In the Ukraine crisis, the diplomatic tug-of-war is entering a new round. On Sunday, Russia’s Foreign Minister Sergei Lavrov asked NATO and the Organization for Security and Cooperation in Europe (OSCE) to clarify their positions. In an official request, his ministry has asked both organizations to explain how they intend to fulfill their commitment “not to strengthen their security at the expense of the security of others,” Lavrov said on state television. This is a key issue for the Russian government when deciding how to proceed. Russia demands guarantees “that ensure security throughout the European continent, with full and equal consideration of Russia’s legitimate interests”. The country is itself a member of the OSCE.
Russia has massed around 120,000 soldiers on the border with Ukraine. The West sees this as preparation for a possible invasion, which the government in Moscow denies. It demands security guarantees such as the withdrawal of NATO troops from member countries in Eastern Europe and a pledge that Ukraine will never be included in the Western defense alliance. NATO and its largest member, the United States, reject this, but have offered Russia talks on arms control. Russian President Vladimir Putin described the written responses from the US and NATO as insufficient. But he was still ready for dialogue.
Le Drian and Baerbock travel to Ukraine
Several Western politicians announced that talks with Russia and Ukraine would continue. According to his office, British Prime Minister Boris Johnson is planning a telephone call with Putin in the new week. Johnson will ask Putin to get involved through diplomatic channels. French Foreign Minister Jean-Yves Le Drian and his German counterpart Annalena Baerbock have announced a joint trip to Ukraine. This is planned for February 7th and 8th, said Le Drian, whose country holds the EU Council Presidency. Together with Russia and Ukraine, both countries form the so-called Normandy format to resolve the conflict in eastern Ukraine.

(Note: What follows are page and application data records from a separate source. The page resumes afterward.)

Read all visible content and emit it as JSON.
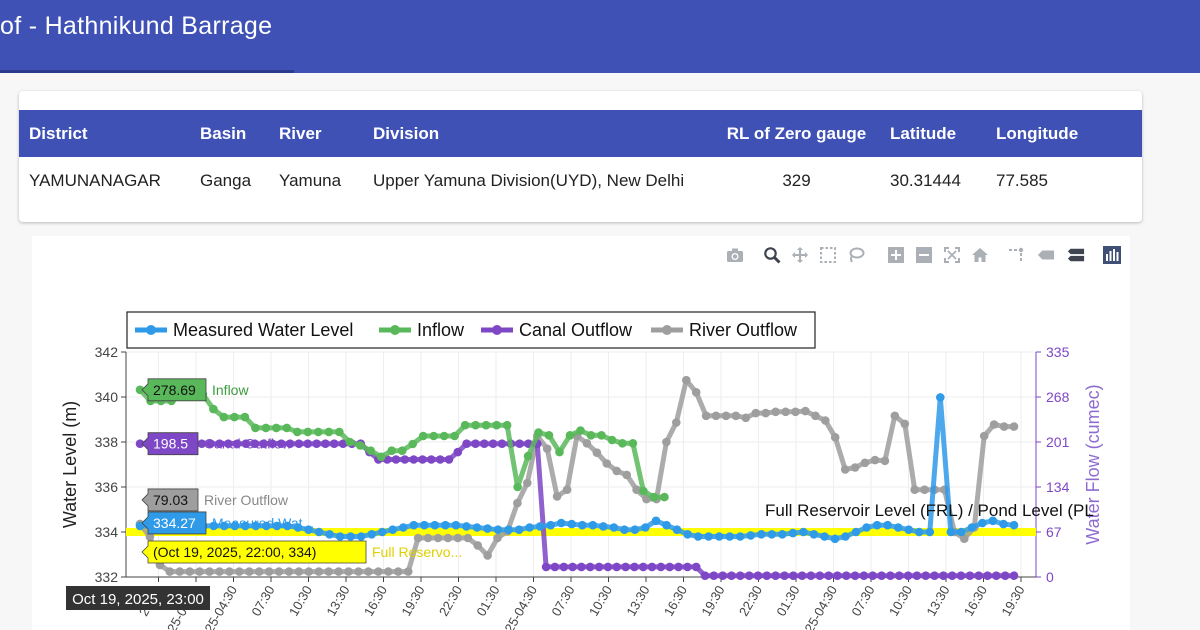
{
  "page": {
    "title": "of - Hathnikund Barrage"
  },
  "station_table": {
    "headers": [
      "District",
      "Basin",
      "River",
      "Division",
      "RL of Zero gauge",
      "Latitude",
      "Longitude"
    ],
    "row": [
      "YAMUNANAGAR",
      "Ganga",
      "Yamuna",
      "Upper Yamuna Division(UYD), New Delhi",
      "329",
      "30.31444",
      "77.585"
    ]
  },
  "modebar": {
    "icons": [
      "camera-icon",
      "zoom-icon",
      "pan-icon",
      "box-select-icon",
      "lasso-select-icon",
      "zoom-in-icon",
      "zoom-out-icon",
      "autoscale-icon",
      "reset-axes-icon",
      "spike-lines-icon",
      "hover-closest-icon",
      "hover-compare-icon",
      "plotly-logo-icon"
    ]
  },
  "chart_data": {
    "type": "line",
    "xlabel": "",
    "ylabel": "Water Level (m)",
    "y2label": "Water Flow (cumec)",
    "ylim": [
      332,
      342
    ],
    "y2lim": [
      0,
      335
    ],
    "yticks": [
      "332",
      "334",
      "336",
      "338",
      "340",
      "342"
    ],
    "y2ticks": [
      "0",
      "67",
      "134",
      "201",
      "268",
      "335"
    ],
    "xticks": [
      "22:30",
      "2025-01:30",
      "2025-04:30",
      "07:30",
      "10:30",
      "13:30",
      "16:30",
      "19:30",
      "22:30",
      "01:30",
      "2025-04:30",
      "07:30",
      "10:30",
      "13:30",
      "16:30",
      "19:30",
      "22:30",
      "01:30",
      "2025-04:30",
      "07:30",
      "10:30",
      "13:30",
      "16:30",
      "19:30"
    ],
    "legend": [
      "Measured Water Level",
      "Inflow",
      "Canal Outflow",
      "River Outflow"
    ],
    "legend_position": "top-left",
    "colors": {
      "measured": "#2e9ae8",
      "inflow": "#59b85a",
      "canal": "#7e47c6",
      "river": "#9e9e9e",
      "frl": "#ffff00"
    },
    "frl_label": "Full Reservoir Level (FRL) / Pond Level (PL",
    "frl_value": 334,
    "series": [
      {
        "name": "Measured Water Level",
        "axis": "y",
        "values": [
          334.27,
          334.27,
          334.27,
          334.27,
          334.27,
          334.27,
          334.27,
          334.27,
          334.27,
          334.27,
          334.27,
          334.27,
          334.27,
          334.27,
          334.27,
          334.2,
          334.1,
          334.0,
          333.9,
          333.8,
          333.8,
          333.8,
          333.9,
          334.0,
          334.1,
          334.2,
          334.3,
          334.3,
          334.3,
          334.3,
          334.3,
          334.25,
          334.2,
          334.15,
          334.1,
          334.1,
          334.1,
          334.2,
          334.25,
          334.3,
          334.4,
          334.35,
          334.3,
          334.3,
          334.25,
          334.2,
          334.1,
          334.1,
          334.2,
          334.5,
          334.3,
          334.1,
          333.9,
          333.8,
          333.8,
          333.8,
          333.8,
          333.8,
          333.85,
          333.9,
          333.9,
          333.9,
          333.95,
          334.0,
          333.9,
          333.8,
          333.7,
          333.8,
          334.0,
          334.2,
          334.3,
          334.3,
          334.2,
          334.1,
          334.0,
          334.0,
          339.98,
          334.0,
          334.0,
          334.2,
          334.4,
          334.5,
          334.35,
          334.3
        ]
      },
      {
        "name": "Inflow",
        "axis": "y2",
        "values": [
          278.69,
          262,
          262,
          262,
          278,
          278,
          272,
          250,
          238,
          238,
          238,
          222,
          222,
          222,
          222,
          216,
          216,
          216,
          216,
          216,
          201,
          196,
          188,
          179,
          188,
          188,
          198,
          210,
          210,
          210,
          210,
          226,
          226,
          226,
          226,
          226,
          134,
          180,
          215,
          211,
          186,
          211,
          218,
          211,
          211,
          204,
          199,
          199,
          128,
          119,
          119
        ]
      },
      {
        "name": "Canal Outflow",
        "axis": "y2",
        "values": [
          198.5,
          198.5,
          198.5,
          198.5,
          198.5,
          198.5,
          198.5,
          198.5,
          198.5,
          198.5,
          198.5,
          198.5,
          198.5,
          198.5,
          198.5,
          198.5,
          198.5,
          198.5,
          198.5,
          198.5,
          198.5,
          198.5,
          198.5,
          198.5,
          198.5,
          198.5,
          186,
          175,
          175,
          175,
          175,
          175,
          175,
          175,
          175,
          175,
          186,
          198.5,
          198.5,
          198.5,
          198.5,
          198.5,
          198.5,
          198.5,
          198.5,
          198.5,
          15,
          15,
          15,
          15,
          15,
          15,
          15,
          15,
          15,
          15,
          15,
          15,
          15,
          15,
          15,
          15,
          15,
          15,
          2,
          2,
          2,
          2,
          2,
          2,
          2,
          2,
          2,
          2,
          2,
          2,
          2,
          2,
          2,
          2,
          2,
          2,
          2,
          2,
          2,
          2,
          2,
          2,
          2,
          2,
          2,
          2,
          2,
          2,
          2,
          2,
          2,
          2,
          2,
          2
        ]
      },
      {
        "name": "River Outflow",
        "axis": "y2",
        "values": [
          79.03,
          60,
          18,
          8,
          8,
          8,
          8,
          8,
          8,
          8,
          8,
          8,
          8,
          8,
          8,
          8,
          8,
          8,
          8,
          8,
          8,
          8,
          8,
          8,
          8,
          8,
          8,
          8,
          58,
          58,
          58,
          58,
          58,
          58,
          47,
          32,
          58,
          68,
          110,
          140,
          210,
          191,
          120,
          130,
          210,
          199,
          185,
          169,
          158,
          152,
          130,
          116,
          116,
          201,
          230,
          293,
          275,
          240,
          240,
          240,
          240,
          237,
          244,
          244,
          246,
          246,
          246,
          247,
          240,
          233,
          208,
          160,
          163,
          170,
          174,
          173,
          240,
          228,
          130,
          130,
          130,
          130,
          67,
          57,
          74,
          210,
          227,
          224,
          224
        ]
      }
    ],
    "hover_labels": {
      "date": "Oct 19, 2025, 23:00",
      "inflow": {
        "value": "278.69",
        "name": "Inflow"
      },
      "canal": {
        "value": "198.5",
        "name": "Canal Outflow"
      },
      "river": {
        "value": "79.03",
        "name": "River Outflow"
      },
      "measured": {
        "value": "334.27",
        "name": "Measured Wat..."
      },
      "frl": {
        "value": "(Oct 19, 2025, 22:00, 334)",
        "name": "Full Reservo..."
      }
    }
  }
}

While the United States announced that it would be strengthening its troops in NATO territory in Eastern Europe, the military alliance once again ruled out a combat mission in Ukraine. US President Joe Biden said on Friday (local time) that he wanted to move US troops to Eastern Europe and NATO countries “in the foreseeable future”. NATO Secretary General Jens Stoltenberg confirmed on Sunday that there are no plans to deploy combat-ready Alliance soldiers in Ukraine. “There is a difference between being a member of NATO and a strong and valued partner like Ukraine. There is no doubt about that.” Stoltenberg called on European countries to reduce their dependence on Russian gas. Being too dependent on one supplier makes Europe vulnerable.

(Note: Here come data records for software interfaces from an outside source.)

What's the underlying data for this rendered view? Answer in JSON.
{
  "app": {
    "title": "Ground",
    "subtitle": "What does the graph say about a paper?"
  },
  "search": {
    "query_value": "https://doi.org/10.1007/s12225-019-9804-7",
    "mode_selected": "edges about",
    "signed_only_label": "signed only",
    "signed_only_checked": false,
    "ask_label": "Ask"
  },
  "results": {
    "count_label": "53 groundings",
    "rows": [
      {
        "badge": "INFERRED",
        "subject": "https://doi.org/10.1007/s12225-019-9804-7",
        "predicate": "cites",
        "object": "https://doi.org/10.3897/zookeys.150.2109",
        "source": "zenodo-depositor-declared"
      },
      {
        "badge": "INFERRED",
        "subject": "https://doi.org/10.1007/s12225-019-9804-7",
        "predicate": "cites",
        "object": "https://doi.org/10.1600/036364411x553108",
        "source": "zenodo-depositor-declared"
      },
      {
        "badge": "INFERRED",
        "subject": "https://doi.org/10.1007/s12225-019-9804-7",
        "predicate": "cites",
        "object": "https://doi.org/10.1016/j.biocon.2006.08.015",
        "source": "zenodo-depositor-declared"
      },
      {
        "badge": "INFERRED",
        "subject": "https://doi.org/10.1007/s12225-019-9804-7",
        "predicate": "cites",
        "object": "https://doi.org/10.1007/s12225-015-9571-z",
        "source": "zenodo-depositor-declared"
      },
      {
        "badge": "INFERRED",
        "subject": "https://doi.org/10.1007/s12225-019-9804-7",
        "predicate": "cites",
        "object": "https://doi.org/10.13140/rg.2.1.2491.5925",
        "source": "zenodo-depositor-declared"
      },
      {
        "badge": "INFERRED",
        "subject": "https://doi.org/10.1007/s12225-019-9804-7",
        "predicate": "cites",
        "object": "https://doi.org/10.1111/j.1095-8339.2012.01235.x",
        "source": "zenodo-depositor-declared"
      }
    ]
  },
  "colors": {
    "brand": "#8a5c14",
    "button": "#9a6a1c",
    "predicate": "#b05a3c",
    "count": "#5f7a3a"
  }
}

Federal Finance Minister Christian Lindner confirmed that Russia would have to reckon with sanctions in the event of an attack. “It must be clear to the Kremlin that a breach of international law and an escalation would be answered with iron consistency,” said the FDP chairman to the “Spiegel”.